Top Stories

July 26, 2017


Over 250 CEOs have signed pledge committing to advance diversity in the workplace

One month after 175 CEOs launched CEO Action for Diversity & Inclusion, nearly 100 additional CEOs have taken the pledge to advance diversity and inclusion in the workplace. Under the pledge, launched by PwC US chairman Tim Ryan, businesses commit to welcome and cultivate diverse perspectives and experiences and encourage employees to discuss diversity and inclusion topics. New signatories include the CEOs and US leaders of L’Oréal, Mars, UPS and Mercedes-Benz. Signatories have been sharing tangible examples of nearly 200 actions they have already taken via the initiative’s website to promote learning exchange and create dialogue. It now represents 70 industries, all 50 US states and millions of employees globally. (Sustainable Brands)

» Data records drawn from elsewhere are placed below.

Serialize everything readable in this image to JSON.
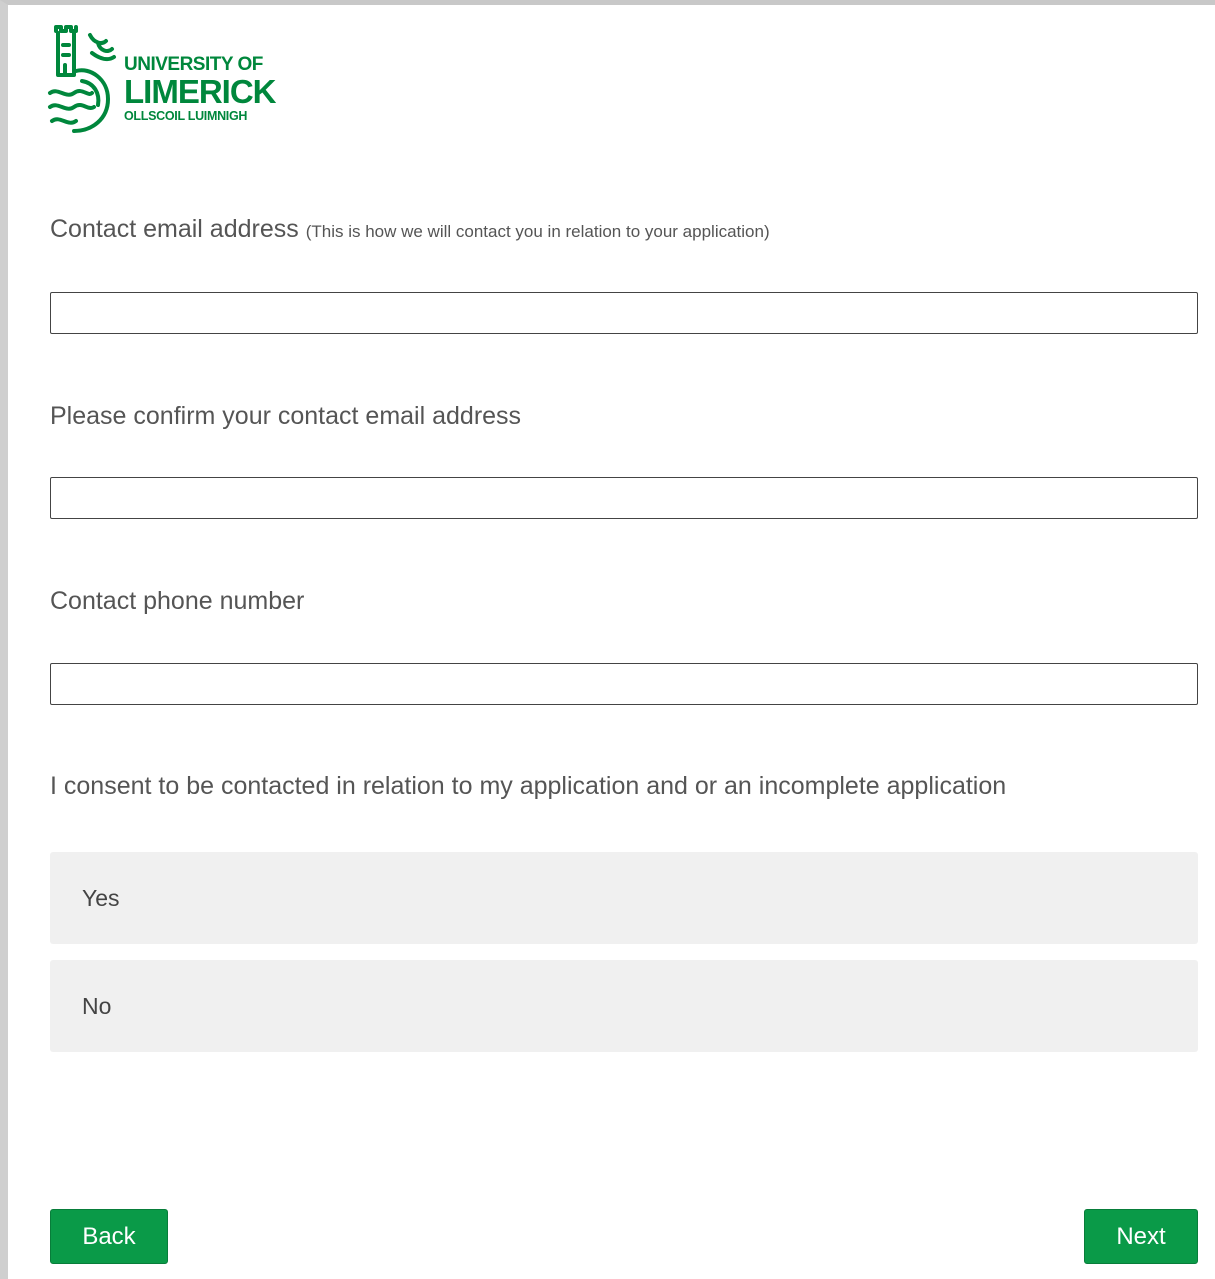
{
  "logo": {
    "line1": "UNIVERSITY OF",
    "line2": "LIMERICK",
    "line3": "OLLSCOIL LUIMNIGH",
    "brand_color": "#00873c",
    "icon": "university-crest-icon"
  },
  "form": {
    "email": {
      "label": "Contact email address",
      "hint": "(This is how we will contact you in relation to your application)",
      "value": ""
    },
    "confirm_email": {
      "label": "Please confirm your contact email address",
      "value": ""
    },
    "phone": {
      "label": "Contact phone number",
      "value": ""
    },
    "consent": {
      "question": "I consent to be contacted in relation to my application and or an incomplete application",
      "options": [
        {
          "label": "Yes"
        },
        {
          "label": "No"
        }
      ]
    }
  },
  "nav": {
    "back_label": "Back",
    "next_label": "Next",
    "button_color": "#0a9a48"
  }
}
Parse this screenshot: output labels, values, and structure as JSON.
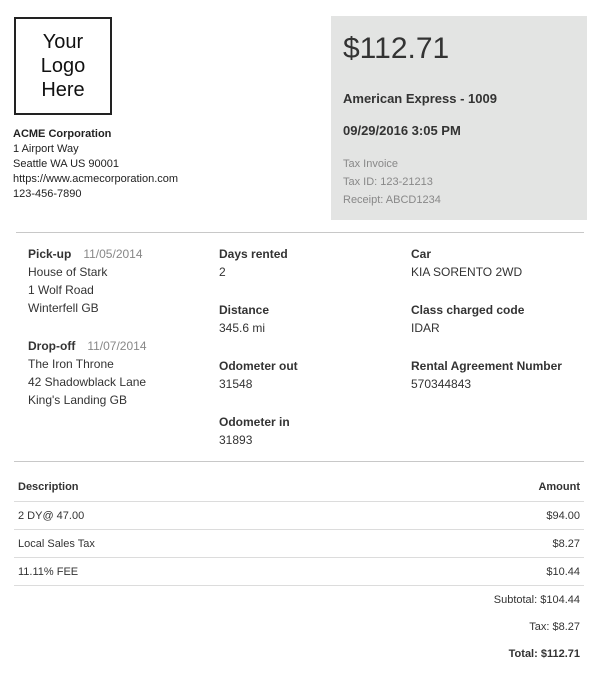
{
  "logo": {
    "text": "Your\nLogo\nHere"
  },
  "company": {
    "name": "ACME Corporation",
    "address1": "1 Airport Way",
    "address2": "Seattle WA US 90001",
    "website": "https://www.acmecorporation.com",
    "phone": "123-456-7890"
  },
  "summary": {
    "total": "$112.71",
    "card": "American Express - 1009",
    "datetime": "09/29/2016 3:05 PM",
    "doc_type": "Tax Invoice",
    "tax_id": "Tax ID: 123-21213",
    "receipt": "Receipt: ABCD1234"
  },
  "rental": {
    "pickup": {
      "label": "Pick-up",
      "date": "11/05/2014",
      "lines": [
        "House of Stark",
        "1 Wolf Road",
        "Winterfell GB"
      ]
    },
    "dropoff": {
      "label": "Drop-off",
      "date": "11/07/2014",
      "lines": [
        "The Iron Throne",
        "42 Shadowblack Lane",
        "King's Landing GB"
      ]
    },
    "days": {
      "label": "Days rented",
      "value": "2"
    },
    "distance": {
      "label": "Distance",
      "value": "345.6 mi"
    },
    "odo_out": {
      "label": "Odometer out",
      "value": "31548"
    },
    "odo_in": {
      "label": "Odometer in",
      "value": "31893"
    },
    "car": {
      "label": "Car",
      "value": "KIA SORENTO 2WD"
    },
    "class_code": {
      "label": "Class charged code",
      "value": "IDAR"
    },
    "agreement": {
      "label": "Rental Agreement Number",
      "value": "570344843"
    }
  },
  "items": {
    "headers": {
      "description": "Description",
      "amount": "Amount"
    },
    "rows": [
      {
        "description": "2 DY@ 47.00",
        "amount": "$94.00"
      },
      {
        "description": "Local Sales Tax",
        "amount": "$8.27"
      },
      {
        "description": "11.11% FEE",
        "amount": "$10.44"
      }
    ],
    "subtotal": "Subtotal: $104.44",
    "tax": "Tax: $8.27",
    "total": "Total: $112.71"
  }
}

Roomba-maker considers selling data on customers’ homes

High-end models of Roomba, iRobot’s robotic vacuum, collect data as they clean, creating a map of customers’ homes that the company is considering selling to Amazon, Apple or Google. Colin Angle, chief executive of iRobot, told Reuters that a deal could come in the next two years. The data could fuel new “smart” home products but also provide marketers with the opportunity to target consumers accordingly. No armchair in your living room? You might see ads for armchairs next time you open Facebook. iRobot said that it was “committed to the absolute privacy of our customer-related data” and customers can “opt out of sending map data to the cloud through a switch in the mobile app.” It also added that “no data will be shared with third parties without the informed consent of our customers”. (New York Times)


Britain to ban sale of all diesel and petrol cars and vans from 2040

Britain is to ban all new petrol and diesel cars and vans from 2040 amid fears that rising levels of nitrogen oxide pose a major risk to public health. The commitment is part of the much-await clean air plan and has been at the heart of a high court legal battle following pursuit of the government by campaign group ClientEarth. The group gave a cautious welcome to the announcement and said ministers must take immediate action to tackle the UK’s air pollution crisis, which is responsible for 400,000 deaths per year and costs up to £2.7 billion in lost productivity. Britain’s air quality package also includes £1 billion investment in ultra-low emissions vehicles, including investing nearly £100 million in the UK’s charging infrastructure and funding the ”plug-in car” and “plug-in grant” schemes, as well as air quality grants for councils and £1.2 billion  funding for cycling and walking. (Guardian)

Corporate Reputation

Australian consumer watchdog sues Ford for ‘misleading’ drivers

The Australian Competition and Consumer Commission (ACCC) has claimed that about 70,000 Ford vehicles sold in Australia were fitted with a faulty dual-clutch automatic gearbox. About half of the vehicles with a PowerShift transmission – aimed at improving fuel efficiency – sold between 2011 and 2016 have required at least one significant repair, with some customers taking their cars for repairs up to seven times. Ford allegedly refused to provide a refund or replacement. The company is also accused of taking the surrendered vehicles, and re-selling them to unsuspecting new buyers without disclosing the car’s transmission issues. Chair of the ACCC Rob Sims said “the ACCC is alarmed about the level of non-compliance with the Australian consumer law in the new car industry”. (ABC News)

Technology and Innovation

Wisconsin company offers employees microchip implants

A Wisconsin vending machine company is offering its employees a chance to have a microchip implanted in their hands that they could use to buy snacks, log in to computers or use the copy machine. About 50 employees at Three Square Market have agreed to the optional implant of the chips, which are the approximate size and shape of a grain of rice. The company said it was the first in the United States to offer staff the technology which is similar to that used by contactless credit cards. Sweden’s BioHax International, which made the implants, said the technology could “become standardised allowing [people] to use this as [their] passport, public transit, all purchasing opportunities, etc”. Critics of using chips in humans include Nevada State Senator Becky Harris, who introduced legislation that would make forced installation of microchips illegal. (Reuters)

Image Source: Australian Competition and Consumer Commission by Scott Lewis by at Flickr. CC 2.0